» **Directions**: Every record below should be printed again exactly, with its pictures removed.

» **Information supplied**:
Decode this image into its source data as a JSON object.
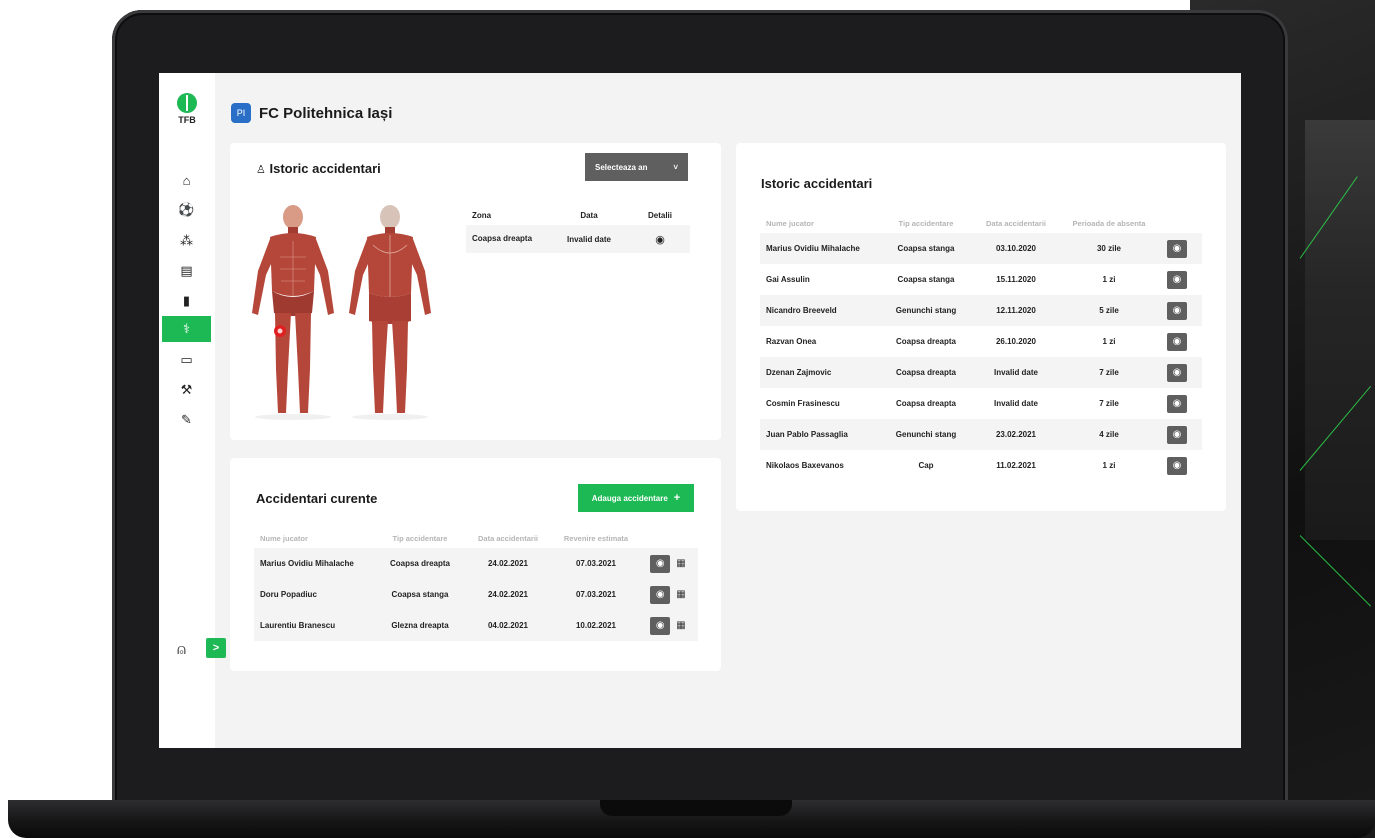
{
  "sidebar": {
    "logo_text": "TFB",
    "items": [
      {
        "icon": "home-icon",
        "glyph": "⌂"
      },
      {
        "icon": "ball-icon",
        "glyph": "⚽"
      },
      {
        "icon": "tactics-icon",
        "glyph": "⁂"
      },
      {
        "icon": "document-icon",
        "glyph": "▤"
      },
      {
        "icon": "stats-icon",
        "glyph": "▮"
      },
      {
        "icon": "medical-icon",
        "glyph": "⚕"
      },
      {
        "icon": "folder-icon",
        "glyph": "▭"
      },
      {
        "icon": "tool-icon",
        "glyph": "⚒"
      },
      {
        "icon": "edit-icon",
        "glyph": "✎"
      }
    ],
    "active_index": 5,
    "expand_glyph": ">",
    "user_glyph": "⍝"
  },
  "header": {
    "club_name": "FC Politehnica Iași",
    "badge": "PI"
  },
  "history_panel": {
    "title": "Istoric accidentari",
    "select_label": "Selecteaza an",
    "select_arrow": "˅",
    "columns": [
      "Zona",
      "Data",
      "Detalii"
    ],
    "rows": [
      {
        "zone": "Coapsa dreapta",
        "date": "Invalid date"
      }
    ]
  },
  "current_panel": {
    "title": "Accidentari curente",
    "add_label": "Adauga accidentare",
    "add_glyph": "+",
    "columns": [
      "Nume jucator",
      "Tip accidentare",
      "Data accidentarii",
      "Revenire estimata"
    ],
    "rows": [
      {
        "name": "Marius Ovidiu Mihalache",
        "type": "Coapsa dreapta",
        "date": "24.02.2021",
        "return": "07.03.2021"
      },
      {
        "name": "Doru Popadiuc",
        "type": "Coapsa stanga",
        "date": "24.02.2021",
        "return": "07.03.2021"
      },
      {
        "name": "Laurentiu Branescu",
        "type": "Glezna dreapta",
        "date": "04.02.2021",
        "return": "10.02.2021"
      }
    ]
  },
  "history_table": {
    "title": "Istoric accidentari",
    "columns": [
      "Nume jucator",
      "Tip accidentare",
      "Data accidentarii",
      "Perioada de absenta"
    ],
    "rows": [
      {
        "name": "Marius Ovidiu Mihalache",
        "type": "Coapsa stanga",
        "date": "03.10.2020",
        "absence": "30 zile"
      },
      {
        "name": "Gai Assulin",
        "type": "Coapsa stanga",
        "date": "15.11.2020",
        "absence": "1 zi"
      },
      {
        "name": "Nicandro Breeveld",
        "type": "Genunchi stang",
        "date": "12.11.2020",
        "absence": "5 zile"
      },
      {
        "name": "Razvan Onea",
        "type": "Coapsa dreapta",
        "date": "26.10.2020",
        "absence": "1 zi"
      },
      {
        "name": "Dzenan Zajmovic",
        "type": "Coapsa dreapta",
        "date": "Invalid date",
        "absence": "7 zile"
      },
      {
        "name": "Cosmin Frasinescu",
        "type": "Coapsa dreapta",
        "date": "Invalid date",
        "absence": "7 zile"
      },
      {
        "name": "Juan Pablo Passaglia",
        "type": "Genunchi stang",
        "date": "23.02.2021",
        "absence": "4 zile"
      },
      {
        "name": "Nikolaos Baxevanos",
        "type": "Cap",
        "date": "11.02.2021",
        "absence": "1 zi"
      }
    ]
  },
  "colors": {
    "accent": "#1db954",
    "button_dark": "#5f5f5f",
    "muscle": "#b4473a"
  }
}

» **Answer section**:
Decode this image into its source data as a JSON object.
{
  "sidebar": {
    "logo_text": "TFB",
    "items": [
      {
        "icon": "home-icon",
        "glyph": "⌂"
      },
      {
        "icon": "ball-icon",
        "glyph": "⚽"
      },
      {
        "icon": "tactics-icon",
        "glyph": "⁂"
      },
      {
        "icon": "document-icon",
        "glyph": "▤"
      },
      {
        "icon": "stats-icon",
        "glyph": "▮"
      },
      {
        "icon": "medical-icon",
        "glyph": "⚕"
      },
      {
        "icon": "folder-icon",
        "glyph": "▭"
      },
      {
        "icon": "tool-icon",
        "glyph": "⚒"
      },
      {
        "icon": "edit-icon",
        "glyph": "✎"
      }
    ],
    "active_index": 5,
    "expand_glyph": ">",
    "user_glyph": "⍝"
  },
  "header": {
    "club_name": "FC Politehnica Iași",
    "badge": "PI"
  },
  "history_panel": {
    "title": "Istoric accidentari",
    "select_label": "Selecteaza an",
    "select_arrow": "˅",
    "columns": [
      "Zona",
      "Data",
      "Detalii"
    ],
    "rows": [
      {
        "zone": "Coapsa dreapta",
        "date": "Invalid date"
      }
    ]
  },
  "current_panel": {
    "title": "Accidentari curente",
    "add_label": "Adauga accidentare",
    "add_glyph": "+",
    "columns": [
      "Nume jucator",
      "Tip accidentare",
      "Data accidentarii",
      "Revenire estimata"
    ],
    "rows": [
      {
        "name": "Marius Ovidiu Mihalache",
        "type": "Coapsa dreapta",
        "date": "24.02.2021",
        "return": "07.03.2021"
      },
      {
        "name": "Doru Popadiuc",
        "type": "Coapsa stanga",
        "date": "24.02.2021",
        "return": "07.03.2021"
      },
      {
        "name": "Laurentiu Branescu",
        "type": "Glezna dreapta",
        "date": "04.02.2021",
        "return": "10.02.2021"
      }
    ]
  },
  "history_table": {
    "title": "Istoric accidentari",
    "columns": [
      "Nume jucator",
      "Tip accidentare",
      "Data accidentarii",
      "Perioada de absenta"
    ],
    "rows": [
      {
        "name": "Marius Ovidiu Mihalache",
        "type": "Coapsa stanga",
        "date": "03.10.2020",
        "absence": "30 zile"
      },
      {
        "name": "Gai Assulin",
        "type": "Coapsa stanga",
        "date": "15.11.2020",
        "absence": "1 zi"
      },
      {
        "name": "Nicandro Breeveld",
        "type": "Genunchi stang",
        "date": "12.11.2020",
        "absence": "5 zile"
      },
      {
        "name": "Razvan Onea",
        "type": "Coapsa dreapta",
        "date": "26.10.2020",
        "absence": "1 zi"
      },
      {
        "name": "Dzenan Zajmovic",
        "type": "Coapsa dreapta",
        "date": "Invalid date",
        "absence": "7 zile"
      },
      {
        "name": "Cosmin Frasinescu",
        "type": "Coapsa dreapta",
        "date": "Invalid date",
        "absence": "7 zile"
      },
      {
        "name": "Juan Pablo Passaglia",
        "type": "Genunchi stang",
        "date": "23.02.2021",
        "absence": "4 zile"
      },
      {
        "name": "Nikolaos Baxevanos",
        "type": "Cap",
        "date": "11.02.2021",
        "absence": "1 zi"
      }
    ]
  },
  "colors": {
    "accent": "#1db954",
    "button_dark": "#5f5f5f",
    "muscle": "#b4473a"
  }
}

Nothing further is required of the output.